ugly” gives no more definite idea of it than the word" beauty." It is a paradoxical face, most expressive in expressing the absence of all expression; yet at times combining the expression of the most inveterate stupidity with concentrated conceit and supreme self-satisfaction, in a way that has never been equalled. There are many who, by the common play of the muscles or contortion of the features, can counterfeit stupidity and conceit, in a greater or less degree, at separate times; but not one who, like Liston, can at the same time make you feel perfectly assured not only that the personage he is representing has not an idea, but also, that all attempts to make him sensible of that fact, or to inoculate him with one, would be altogether hopeless. His voice is as unique as his face; and the deep sepulchral croak, in which he narrates
exerting herself to please, and a load of unkindly feelings was at once swept away. The first three acts of the piece (The Will) exhibited some agreeable acting, though nothing extraordinary; but when, in the fourth, she gave “ The Bonnets of Blue," with all the fire and enthusiasm of a devoted follower of "Charlie the chief o' the clan," an in. stantaneous and total renunciation of all preconceived opinions took place; and before she had finished her personation of the four Mowbrays, we were thoroughly convinced that Clara Fisher was one of the most natural, charming, clever, sensible, sprightly actresses that ever bewitched an audience, and to that opinion we ever have since firmly adhered.
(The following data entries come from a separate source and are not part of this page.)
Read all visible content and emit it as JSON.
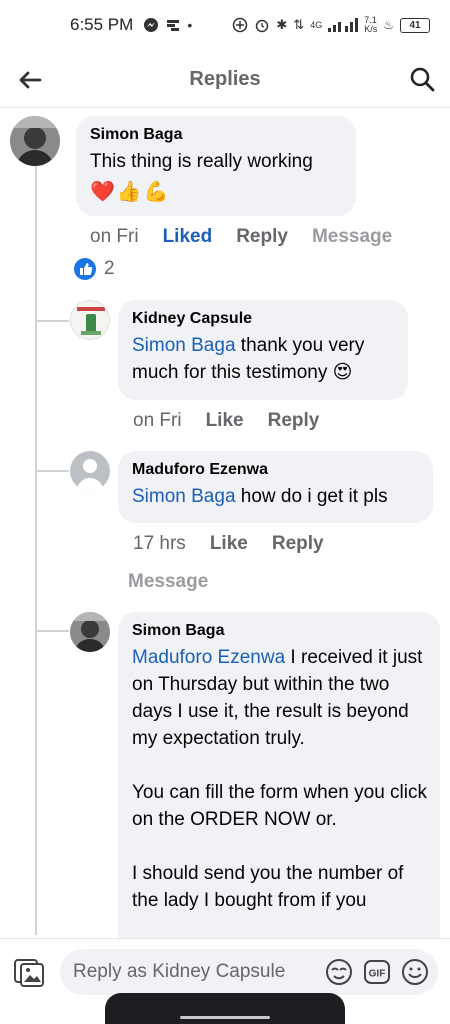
{
  "status_bar": {
    "time": "6:55 PM",
    "network_speed": "7.1\nK/s",
    "network_type": "4G",
    "battery": "41"
  },
  "header": {
    "title": "Replies"
  },
  "comments": [
    {
      "author": "Simon Baga",
      "text": "This thing is really working",
      "emojis": [
        "❤️",
        "👍",
        "💪"
      ],
      "time": "on Fri",
      "actions": [
        "Liked",
        "Reply",
        "Message"
      ],
      "reaction_count": "2"
    },
    {
      "author": "Kidney Capsule",
      "mention": "Simon Baga",
      "text": " thank you very much for this testimony 😍",
      "time": "on Fri",
      "actions": [
        "Like",
        "Reply"
      ]
    },
    {
      "author": "Maduforo Ezenwa",
      "mention": "Simon Baga",
      "text": " how do i get it pls",
      "time": "17 hrs",
      "actions": [
        "Like",
        "Reply",
        "Message"
      ]
    },
    {
      "author": "Simon Baga",
      "mention": "Maduforo Ezenwa",
      "text": " I received it just on Thursday but within the two days I use it, the result is beyond my expectation truly.",
      "paragraph2": "You can fill the form when you click on the ORDER NOW or.",
      "paragraph3": "I should send you the number of the lady I bought from if you"
    }
  ],
  "reply_box": {
    "placeholder": "Reply as Kidney Capsule"
  },
  "icons": {
    "back": "arrow-left-icon",
    "search": "search-icon",
    "gallery": "gallery-icon",
    "avatar_sticker": "avatar-sticker-icon",
    "gif": "gif-icon",
    "emoji": "emoji-icon",
    "like_reaction": "like-reaction-icon"
  },
  "colors": {
    "accent": "#1b5fb8",
    "bubble": "#f0f2f5",
    "secondary_text": "#65676b"
  }
}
In form and feature Clara Fisher is neither dignified nor beautiful, but she is irresistibly fascinating, and that is better than all the dignity and beauty in the world. Her form is finely proportioned-smoothly and gracefully rounded, with more of the Hebe than the sylph about it, and when in motion most flexible and waving. Her face, as was said of Mrs. Jordan's, “is all expression, without being all beauty." There is no word that will exactly characterize it: "pretty," is unmeaning, and it does not strictly come up to the idea conveyed by the word “handsome.” It is at all times,
however, a very charming face, even when in a state of calm repose; but when the passion of the scene stirs the mind within, and that mind is reflected in the countenance—when the eloquent eye is lighted up by feeling, and the smooth cheeks clustered with smiles and dimples, then that face is indeed lovely.-In appropriate gesture and action she is most
express and admirable.” This is, in fact, one of her most prominent characteristics ; and if we were asked in what particular Clara Fisher was superior to any other actress, we should answer, in the perfect grace and freedom of her motions. In this respect she is a little English Vestris; and if any one doubts it, let him pay particular attention to the singularly ap. propriate beauty of her action in singing the spirited Scotch ballad before alluded to: the toss of her head which accompanies the utterance of the word "hurrah,” is precisely the one thing that Matthews cannot imitate.
She is one of nature's actresses. Perhaps no one ever so completely possessed the faculty of mobility, or entered with more keen enjoyment into the spirit of the part represented. Her whole soul appears to be in every thing she does, and we believe it is not only so in seeming, but in reality. From the infinite variety of characters in which she appears, it